Friday 14th March 2014 is a date that what never be forgotten in the memories of everyone in the border city of Newry in Northern Ireland. That was the day the bookmakers in this sleepy city, closed their doors early. The gamble was landed by a local owned and trained horse. The pints were on Tammys Hill.
Small-time farmer James Smyth from Poyntzpass on the outskirts of city, rode his family owned horse ‘Tammys Hill’ to win the much sought-after Cheltenham festival Foxhunters Chase. Against all the odd.
We caught up with Smyth and he reminisced the build up to the race and the crazy celebrations after which plenty of pints were raised in the name of “Tammys Hill”.
Tammy’s hill was owned by the Patsy Smith and in training with Newry handler Liam Lennon. From the very beginning of this talented horses career the writing was on the wall that ‘Tammys Hill’ was something special, his first victory was in Tinahely point to point course on 11th October 2009 with Warrenpoint born jockey Mark O’Hare in the saddle winning by imposing 10 lengths and never out of first gear in a useful field. Connections of the horse were not at all surprized. as they had a good inkling the horse was “a good one” and Smyth already had a fair idea of his ability, but it definitely caught the eye of a few shrewd judges and chequebooks were at the ready.
The next milestone in the horse’s career was to be taken to the Cheltenham horse sales and substantial figures where offered to connections of Tammys Hill but they turned them down as knew they had a genuinely goodhorse and that’s something money can’t buy, as many of millionaire has tried and failed.
The next few years in his star-studded career ‘Tammys Hill’ really started to find his stride and it was clear to everyone why the Smyth family decided not to sell him at the sales, achieving victories up anddown the country and without a doubt becoming the best hunter chaser of this generation.
Winning most of his qualifiers leading up to the 2014 Cheltenham festival including beating the talented ‘On the fringe’ narrowly in a enthralling race at Leopardstown when the JP McManus owned horse looked the winner but ‘Tammy’s Hill’ really stuck on tenaciously and got through a gap to lead right on the line for a narrow victory but one the Smyth family are proud of and hats off to the jockey on this occasion Robbie McNamara who gave the horse a textbook ride.

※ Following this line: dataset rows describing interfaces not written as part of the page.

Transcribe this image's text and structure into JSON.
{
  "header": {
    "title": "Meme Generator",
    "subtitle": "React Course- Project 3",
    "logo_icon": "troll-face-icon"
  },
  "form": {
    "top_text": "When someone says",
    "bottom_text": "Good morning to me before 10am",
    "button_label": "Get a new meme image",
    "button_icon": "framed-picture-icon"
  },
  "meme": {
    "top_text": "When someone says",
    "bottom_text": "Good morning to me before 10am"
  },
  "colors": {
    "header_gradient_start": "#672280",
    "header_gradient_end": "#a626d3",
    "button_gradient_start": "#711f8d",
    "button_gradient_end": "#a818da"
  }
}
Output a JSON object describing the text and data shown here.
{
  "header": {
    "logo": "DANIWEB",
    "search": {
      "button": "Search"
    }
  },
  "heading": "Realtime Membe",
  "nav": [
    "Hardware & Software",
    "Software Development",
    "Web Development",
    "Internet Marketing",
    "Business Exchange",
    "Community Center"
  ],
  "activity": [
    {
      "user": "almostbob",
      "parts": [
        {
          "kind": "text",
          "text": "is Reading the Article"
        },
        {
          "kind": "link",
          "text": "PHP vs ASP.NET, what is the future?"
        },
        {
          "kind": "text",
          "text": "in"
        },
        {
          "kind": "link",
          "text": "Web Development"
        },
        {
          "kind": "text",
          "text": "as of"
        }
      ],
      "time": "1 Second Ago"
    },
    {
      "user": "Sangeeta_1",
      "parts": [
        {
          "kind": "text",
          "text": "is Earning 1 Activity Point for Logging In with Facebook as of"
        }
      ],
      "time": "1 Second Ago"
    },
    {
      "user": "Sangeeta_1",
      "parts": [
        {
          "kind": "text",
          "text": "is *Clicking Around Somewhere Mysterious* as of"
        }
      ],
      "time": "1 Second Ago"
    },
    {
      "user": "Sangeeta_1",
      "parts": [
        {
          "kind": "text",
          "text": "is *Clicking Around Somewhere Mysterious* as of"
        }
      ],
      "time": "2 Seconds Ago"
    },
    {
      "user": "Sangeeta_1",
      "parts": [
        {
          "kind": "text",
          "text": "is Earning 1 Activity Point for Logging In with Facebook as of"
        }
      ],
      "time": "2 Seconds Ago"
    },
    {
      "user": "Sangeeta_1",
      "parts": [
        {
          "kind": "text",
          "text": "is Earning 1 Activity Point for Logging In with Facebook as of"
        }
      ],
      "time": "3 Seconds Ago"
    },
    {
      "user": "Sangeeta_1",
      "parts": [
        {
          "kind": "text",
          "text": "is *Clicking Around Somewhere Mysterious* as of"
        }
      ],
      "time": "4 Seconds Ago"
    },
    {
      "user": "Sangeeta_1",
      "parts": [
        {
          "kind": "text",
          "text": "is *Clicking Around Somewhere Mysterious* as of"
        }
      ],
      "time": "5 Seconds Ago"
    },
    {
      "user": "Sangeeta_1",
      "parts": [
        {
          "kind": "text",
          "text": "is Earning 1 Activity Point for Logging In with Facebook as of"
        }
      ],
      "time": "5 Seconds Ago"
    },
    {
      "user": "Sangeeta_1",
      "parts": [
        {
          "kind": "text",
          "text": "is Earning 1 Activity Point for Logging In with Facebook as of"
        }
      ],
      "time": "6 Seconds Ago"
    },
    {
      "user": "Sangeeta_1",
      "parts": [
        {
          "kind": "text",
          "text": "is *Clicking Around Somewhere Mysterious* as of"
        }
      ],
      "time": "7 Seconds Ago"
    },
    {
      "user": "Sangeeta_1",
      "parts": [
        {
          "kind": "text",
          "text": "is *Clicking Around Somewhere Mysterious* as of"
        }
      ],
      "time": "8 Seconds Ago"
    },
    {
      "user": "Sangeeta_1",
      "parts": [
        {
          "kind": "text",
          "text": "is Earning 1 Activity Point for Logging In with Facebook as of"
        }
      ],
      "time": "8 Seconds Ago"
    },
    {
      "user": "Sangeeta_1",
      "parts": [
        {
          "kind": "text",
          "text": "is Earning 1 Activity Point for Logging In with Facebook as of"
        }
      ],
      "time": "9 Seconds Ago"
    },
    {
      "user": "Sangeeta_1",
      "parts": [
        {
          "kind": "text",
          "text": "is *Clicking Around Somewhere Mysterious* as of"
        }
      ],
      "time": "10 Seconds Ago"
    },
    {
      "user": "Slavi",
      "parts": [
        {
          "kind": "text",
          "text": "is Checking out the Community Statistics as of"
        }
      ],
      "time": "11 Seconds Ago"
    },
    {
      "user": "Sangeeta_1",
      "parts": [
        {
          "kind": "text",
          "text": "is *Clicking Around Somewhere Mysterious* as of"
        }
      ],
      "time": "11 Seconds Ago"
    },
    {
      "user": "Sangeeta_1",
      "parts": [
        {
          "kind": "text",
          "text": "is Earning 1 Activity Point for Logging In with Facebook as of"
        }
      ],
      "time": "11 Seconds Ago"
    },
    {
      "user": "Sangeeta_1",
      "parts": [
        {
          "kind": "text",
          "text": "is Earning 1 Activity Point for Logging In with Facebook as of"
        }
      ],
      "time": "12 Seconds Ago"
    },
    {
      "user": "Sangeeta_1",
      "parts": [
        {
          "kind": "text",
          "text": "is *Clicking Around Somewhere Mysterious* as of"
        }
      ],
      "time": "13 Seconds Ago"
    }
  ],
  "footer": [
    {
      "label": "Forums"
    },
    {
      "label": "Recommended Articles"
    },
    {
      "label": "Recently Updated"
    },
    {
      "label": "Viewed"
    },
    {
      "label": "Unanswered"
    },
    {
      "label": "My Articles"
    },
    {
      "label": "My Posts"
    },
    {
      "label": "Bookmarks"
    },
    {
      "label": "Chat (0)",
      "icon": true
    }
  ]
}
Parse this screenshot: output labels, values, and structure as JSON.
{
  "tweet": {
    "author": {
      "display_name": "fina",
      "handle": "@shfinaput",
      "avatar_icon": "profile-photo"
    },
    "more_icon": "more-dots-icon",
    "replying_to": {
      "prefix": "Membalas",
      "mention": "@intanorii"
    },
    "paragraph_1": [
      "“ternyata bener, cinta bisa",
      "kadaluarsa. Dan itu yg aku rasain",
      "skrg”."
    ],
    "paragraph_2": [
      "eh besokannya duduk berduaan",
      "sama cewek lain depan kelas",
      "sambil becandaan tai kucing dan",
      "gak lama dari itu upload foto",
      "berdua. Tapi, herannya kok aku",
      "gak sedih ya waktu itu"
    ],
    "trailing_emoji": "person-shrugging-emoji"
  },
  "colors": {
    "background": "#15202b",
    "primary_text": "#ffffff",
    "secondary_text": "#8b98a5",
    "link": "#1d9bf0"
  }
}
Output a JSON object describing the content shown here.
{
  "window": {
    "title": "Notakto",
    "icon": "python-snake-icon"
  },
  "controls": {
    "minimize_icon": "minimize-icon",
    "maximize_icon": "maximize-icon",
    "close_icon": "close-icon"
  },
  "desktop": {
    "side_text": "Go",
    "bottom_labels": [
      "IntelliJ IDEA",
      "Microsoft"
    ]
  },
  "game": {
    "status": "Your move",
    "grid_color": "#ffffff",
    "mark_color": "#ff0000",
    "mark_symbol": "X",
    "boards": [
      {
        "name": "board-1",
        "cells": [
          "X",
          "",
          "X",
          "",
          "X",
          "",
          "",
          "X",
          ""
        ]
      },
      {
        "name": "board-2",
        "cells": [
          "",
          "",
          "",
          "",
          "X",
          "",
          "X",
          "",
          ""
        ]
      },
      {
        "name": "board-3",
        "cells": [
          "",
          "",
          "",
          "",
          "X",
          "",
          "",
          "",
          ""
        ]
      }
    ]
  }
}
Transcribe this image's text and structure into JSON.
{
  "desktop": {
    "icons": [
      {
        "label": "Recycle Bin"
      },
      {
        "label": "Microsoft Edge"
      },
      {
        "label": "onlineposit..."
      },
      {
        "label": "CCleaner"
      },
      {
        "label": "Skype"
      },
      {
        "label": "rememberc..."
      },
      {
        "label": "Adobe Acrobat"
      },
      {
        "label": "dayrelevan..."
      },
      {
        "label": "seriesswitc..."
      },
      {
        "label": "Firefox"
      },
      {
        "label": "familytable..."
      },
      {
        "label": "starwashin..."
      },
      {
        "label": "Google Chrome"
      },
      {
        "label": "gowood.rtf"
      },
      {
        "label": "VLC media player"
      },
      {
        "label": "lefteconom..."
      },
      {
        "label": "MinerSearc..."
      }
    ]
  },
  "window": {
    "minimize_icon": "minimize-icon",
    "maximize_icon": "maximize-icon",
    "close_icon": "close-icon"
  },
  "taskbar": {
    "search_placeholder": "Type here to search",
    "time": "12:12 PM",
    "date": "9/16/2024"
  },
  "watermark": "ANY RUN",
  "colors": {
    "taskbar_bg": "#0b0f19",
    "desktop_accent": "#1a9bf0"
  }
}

Next up was the Cheltenham festival they went with Tammys Hill who really had a hefty reputation and to many of hardened punters their best chance of a winner at the four day horse racing festival, James Smyth wanted to ride his family pride and joy so he had to sweat down to the allocated riding weight of 11-4 to enable him to ride but he stated to us ‘This was a chance in a lifetime and nobody was going to get in his way’
Three days prior to the big race James jogged the course under guidance of experienced jockeys to make sure he knew it inside out and get a real feel for this unique racecourse in which it has many undulating hills and bumps that cannot be seen from the television.
Leading up to the race the nerves where always there for Smyth but he thankfully had the support of the horse racing community and locals who really got behind him, and he insisted to us ‘I was feeling great and the horse was in the best shape of his life’
Friday 14th March was the date when Tammys hills contested in the highly anticipated Cheltenham Foxhunters chase over a trip of 3 miles two furlongs to a sold out crowd on Gold cup day at the meeting, Smyth jumped off looking for a decent position as there was 25 runners all looking for a nice prominent position but luckily he got right on the tails off the frontrunners with plenty of cover, throughout the race ‘Tammys hill’ was jumping and traveling smoother than most of them five fences from the finish and Smyth reflected on how he felt to us “I was feeling great and was very confidentI was going to win as I had more than enough in the tank and my fellas jumping was foot perfect”.
Two fences from home he disputed the lead with another horse but ‘Smyth’s horse looked full of running and he kicked for home always knowing nothing was catching his horse was home and hosed before the rest finished.
After the race the media surrounded Smyth, but he looked his usual modest self, stating to them “I was on the best horse in the field and it was never in doubt”.
After the excitement of the race Smyth drove the horse to the ferry and they travelled home and got him settled back in his Newry stables and then he went out and celebrated for quite a few few days and quite rightly so, not every day you ride your family horse to success in the biggest horseracing meeting in the world. Smyth stated “I wish I could do it all over again, it was once in a lifetime opportunity and a dream come true for me”.
The following year connections decided to take their chance in the Irish Grand national after proving he was as good in handicap chases and was entitled to be there or abouts but when traveling well and poised to make his challenge he came to unfortunate grief and came down and suffered an untimely death in which there is always dangers involved in jumps racing.
Smyth emotional stated to us “the horse owed us nothing and always ran with his heart on his sleeve, he will always be remembered for allthe right reasons”.
This may be the end for Tammys Hill but he will definitely never be forgotten by myself or the horse racing community and it’s in our imagination we can only dream of the heights this horse could have exceeded to but its certain to say the horse will go down in local folklore as the horse from Newry who took on the big boys and won”.